A woman in her 50s, who hails from Vadaserikara village in Kerala’s Pathanamthitta district, was admitted in the District General Hospital on March 10 when she tested positive for SARS-CoV-2. She was a primary contact of a three-member family who had returned from Italy and tested positive on March 8.
While others who got the infection from the same family recovered and were discharged after two consecutive tests turned negative in two weeks, the woman continued to be under treatment at the hospital. Her test results continued to show positive for coronavirus. Finally, 46 days after being admitted, the woman was finally discharged on April 24.
Now, Pathanamthitta district has a similar case again. A 53-year-old man, who had returned from England in the United Kingdom, tested positive on March 25 and has been undergoing treatment since then. It has been 43 days and the man’s samples are still showing positive for the virus.
According to Dr Nandini CS, the District Surveillance Officer of Pathanamthitta, his RT-PCR or reverse transcription-polymerase chain reaction (PCR) test results have been showing positive, but the man is asymptomatic currently.
So why are some patients' samples returning positive even after their symptoms have subsided?
When the coronavirus infects an individual, it invades the host’s cells and begins to incorporate its genetic material into the cells. The genetic material found in this particular virus is RNA (ribonucleic acid), which is similar to DNA (deoxyribonucleic acid). When the host cell undergoes division, the viral genes are replicated too, thereby keeping the virus’ RNA active and circulating.
“Although a patient may not show any symptoms, there are fragments of coronavirus RNA in his body. The woman’s samples turned negative three times, but this man’s samples were single negatives, which is why we cannot discharge him yet,” said Dr Nandini. As per the discharge criteria, two consecutive samples should test negative before a person can be discharged.
The district officials said they are currently relying on international studies to gauge that such patients are still testing positive not because they are infected but because of the RNA fragments in the cell.
“The RT-PCR is a sensitive test. It is used to detect viral RNA. So it can pick up such fragments although the virus may not be active,” she elucidated.
Real time polymerase chain reaction, or RT-PCR is the standard test which is being used to diagnose COVID-19. In RT-PCR, the genetic material in the samples of an individual are amplified using certain techniques, resulting in several copies of an individual’s sample. This is then run through a test and a program can identify if there is any presence of the viral RNA in the sample. Even if the viral load is low, the test can detect it in this manner. As a result, individuals who are recovering and are not showing any symptoms of an active infection, who still have some viral particles in their cells, may still test positive for the virus.

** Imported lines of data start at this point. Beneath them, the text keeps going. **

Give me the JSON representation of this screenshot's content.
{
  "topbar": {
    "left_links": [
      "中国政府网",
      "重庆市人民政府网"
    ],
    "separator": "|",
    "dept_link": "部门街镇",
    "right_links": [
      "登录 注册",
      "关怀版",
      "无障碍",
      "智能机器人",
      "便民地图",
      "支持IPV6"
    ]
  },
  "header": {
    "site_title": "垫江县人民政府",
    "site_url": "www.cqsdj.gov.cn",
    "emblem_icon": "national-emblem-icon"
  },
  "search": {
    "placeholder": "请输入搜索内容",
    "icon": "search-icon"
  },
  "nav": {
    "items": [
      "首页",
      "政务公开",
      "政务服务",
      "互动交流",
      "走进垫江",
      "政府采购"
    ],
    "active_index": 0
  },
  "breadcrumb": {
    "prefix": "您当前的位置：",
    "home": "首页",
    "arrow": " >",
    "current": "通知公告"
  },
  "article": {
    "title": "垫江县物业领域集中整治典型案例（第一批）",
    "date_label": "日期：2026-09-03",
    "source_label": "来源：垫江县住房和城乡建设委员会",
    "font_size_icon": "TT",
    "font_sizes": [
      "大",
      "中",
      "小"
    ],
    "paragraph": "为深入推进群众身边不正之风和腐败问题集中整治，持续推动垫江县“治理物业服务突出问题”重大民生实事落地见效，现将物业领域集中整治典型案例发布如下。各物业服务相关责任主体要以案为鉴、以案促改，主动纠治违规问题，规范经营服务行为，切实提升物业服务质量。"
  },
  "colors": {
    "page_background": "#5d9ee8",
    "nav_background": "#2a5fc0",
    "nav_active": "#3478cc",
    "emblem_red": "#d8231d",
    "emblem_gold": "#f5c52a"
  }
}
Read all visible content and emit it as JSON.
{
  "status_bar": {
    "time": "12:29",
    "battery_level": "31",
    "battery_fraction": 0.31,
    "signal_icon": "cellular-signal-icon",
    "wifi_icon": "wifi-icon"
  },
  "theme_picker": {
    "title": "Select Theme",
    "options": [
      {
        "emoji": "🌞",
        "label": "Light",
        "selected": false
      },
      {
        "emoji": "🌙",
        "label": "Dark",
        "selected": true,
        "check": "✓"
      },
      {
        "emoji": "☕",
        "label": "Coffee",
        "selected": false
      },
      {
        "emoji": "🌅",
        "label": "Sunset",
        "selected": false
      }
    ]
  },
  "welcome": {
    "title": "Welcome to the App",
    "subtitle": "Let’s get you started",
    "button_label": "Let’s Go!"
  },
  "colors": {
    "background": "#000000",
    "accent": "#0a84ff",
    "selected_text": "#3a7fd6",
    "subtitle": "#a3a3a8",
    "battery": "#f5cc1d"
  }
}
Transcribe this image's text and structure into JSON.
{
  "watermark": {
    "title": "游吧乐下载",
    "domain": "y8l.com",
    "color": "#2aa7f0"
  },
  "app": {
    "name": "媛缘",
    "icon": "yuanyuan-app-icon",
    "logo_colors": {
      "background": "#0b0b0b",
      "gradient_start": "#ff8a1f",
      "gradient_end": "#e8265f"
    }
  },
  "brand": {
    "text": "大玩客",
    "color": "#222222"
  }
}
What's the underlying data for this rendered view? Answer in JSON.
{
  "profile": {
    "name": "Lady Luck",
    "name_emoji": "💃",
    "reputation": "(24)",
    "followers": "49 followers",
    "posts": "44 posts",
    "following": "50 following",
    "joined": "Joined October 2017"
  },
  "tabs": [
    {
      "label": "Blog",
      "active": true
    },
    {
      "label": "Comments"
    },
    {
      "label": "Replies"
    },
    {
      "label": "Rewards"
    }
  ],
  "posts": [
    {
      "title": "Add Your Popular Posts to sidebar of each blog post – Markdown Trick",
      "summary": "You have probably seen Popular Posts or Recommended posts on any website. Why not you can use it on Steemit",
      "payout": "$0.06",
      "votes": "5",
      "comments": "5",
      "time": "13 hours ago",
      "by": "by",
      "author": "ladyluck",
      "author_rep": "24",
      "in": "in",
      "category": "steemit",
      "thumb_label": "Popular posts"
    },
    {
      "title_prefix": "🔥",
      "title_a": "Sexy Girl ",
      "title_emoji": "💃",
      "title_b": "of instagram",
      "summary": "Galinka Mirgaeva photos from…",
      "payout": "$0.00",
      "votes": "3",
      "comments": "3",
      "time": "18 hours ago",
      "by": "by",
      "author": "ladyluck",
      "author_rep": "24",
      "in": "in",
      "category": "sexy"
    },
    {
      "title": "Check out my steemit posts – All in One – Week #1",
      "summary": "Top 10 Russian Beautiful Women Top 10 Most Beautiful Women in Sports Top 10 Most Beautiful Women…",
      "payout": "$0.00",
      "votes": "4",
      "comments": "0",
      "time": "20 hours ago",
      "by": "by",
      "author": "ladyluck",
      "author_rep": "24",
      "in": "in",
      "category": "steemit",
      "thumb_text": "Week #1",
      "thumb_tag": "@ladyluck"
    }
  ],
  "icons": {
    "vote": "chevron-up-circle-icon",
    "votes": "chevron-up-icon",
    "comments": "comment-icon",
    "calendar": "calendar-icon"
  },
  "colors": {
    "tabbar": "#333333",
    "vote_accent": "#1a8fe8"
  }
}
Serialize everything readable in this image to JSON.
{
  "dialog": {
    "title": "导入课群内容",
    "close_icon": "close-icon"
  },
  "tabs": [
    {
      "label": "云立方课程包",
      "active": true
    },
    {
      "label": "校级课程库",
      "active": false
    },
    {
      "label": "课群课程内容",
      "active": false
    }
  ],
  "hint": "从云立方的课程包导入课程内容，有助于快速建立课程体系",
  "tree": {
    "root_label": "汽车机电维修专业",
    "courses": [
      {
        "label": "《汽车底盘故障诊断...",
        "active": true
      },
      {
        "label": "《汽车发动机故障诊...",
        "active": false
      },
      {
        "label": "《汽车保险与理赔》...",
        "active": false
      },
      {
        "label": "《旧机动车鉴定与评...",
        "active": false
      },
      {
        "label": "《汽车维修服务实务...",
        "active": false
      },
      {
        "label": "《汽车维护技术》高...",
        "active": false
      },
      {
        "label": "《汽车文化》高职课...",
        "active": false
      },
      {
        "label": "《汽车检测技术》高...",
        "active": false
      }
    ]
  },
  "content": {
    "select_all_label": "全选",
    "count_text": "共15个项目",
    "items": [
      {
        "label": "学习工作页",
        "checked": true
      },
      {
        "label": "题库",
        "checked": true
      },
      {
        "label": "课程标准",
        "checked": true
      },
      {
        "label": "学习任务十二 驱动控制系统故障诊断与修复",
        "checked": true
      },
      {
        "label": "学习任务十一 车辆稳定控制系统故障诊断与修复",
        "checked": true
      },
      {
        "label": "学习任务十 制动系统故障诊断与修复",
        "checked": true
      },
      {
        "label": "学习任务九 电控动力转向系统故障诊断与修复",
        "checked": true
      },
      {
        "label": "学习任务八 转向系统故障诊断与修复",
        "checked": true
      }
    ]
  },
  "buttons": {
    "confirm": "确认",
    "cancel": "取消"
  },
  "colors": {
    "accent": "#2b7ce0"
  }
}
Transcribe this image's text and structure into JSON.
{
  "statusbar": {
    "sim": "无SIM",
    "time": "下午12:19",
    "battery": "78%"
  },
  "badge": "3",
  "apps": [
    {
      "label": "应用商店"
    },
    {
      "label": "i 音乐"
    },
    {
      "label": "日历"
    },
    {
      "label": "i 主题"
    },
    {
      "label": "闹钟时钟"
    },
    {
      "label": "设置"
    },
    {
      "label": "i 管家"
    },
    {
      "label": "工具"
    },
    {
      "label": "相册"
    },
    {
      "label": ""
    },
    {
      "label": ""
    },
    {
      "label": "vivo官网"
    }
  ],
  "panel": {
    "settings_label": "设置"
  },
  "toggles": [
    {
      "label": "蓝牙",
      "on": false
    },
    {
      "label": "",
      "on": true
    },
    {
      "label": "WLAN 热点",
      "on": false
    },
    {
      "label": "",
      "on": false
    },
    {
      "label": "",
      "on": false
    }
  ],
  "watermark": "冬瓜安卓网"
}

“This means that he cannot spread the virus to others. But, in some cases, throat swabs show fragments that have not completely disappeared in the body. Otherwise, such patients are perfectly normal,” said Dr R Sandhya, Kollam District Surveillance Officer (DSO). Kollam, according to the DSO, currently has three such cases where there has been a delay in discharging individuals who have been testing positive though they are not showing symptoms.
This results in individuals showing different recovery times.
“Patients in the Italy cluster took a longer time to recover when compared to patients in Dubai clusters,” Dr Nandini notes.
Meanwhile, the Pathanamthitta district officials are waiting for three more test results of the patient from England. “If he is still showing positive, we will convene a medical board meeting to decide the next course of action,” said Dr Nandini.
He was initially given symptom-based treatment, antiviral drugs and Hydroxychloroquine (HCQ). Currently, he is being administered only multi-vitamin tablets to improve his immunity.
Giving emotional support
“These patients are anxious, and wonder why they are not testing negative yet,” explains Dr Sandhya.
For such patients, district officials are taking steps to ensure that these individuals have access to all emotional support facilities.
“Our psychologists gear up in the Personal Protective Equipment (PPE) and visit the English patient’s room to counsel him on a regular basis. He is constantly in touch with his family over the phone,” Pathanamthitta District Medical Officer (DMO) Dr AL Sheeja said. In Kollam, the patients are given their favourite food, books and can watch television.
(With inputs from Dr Nimeshika Jayachandran)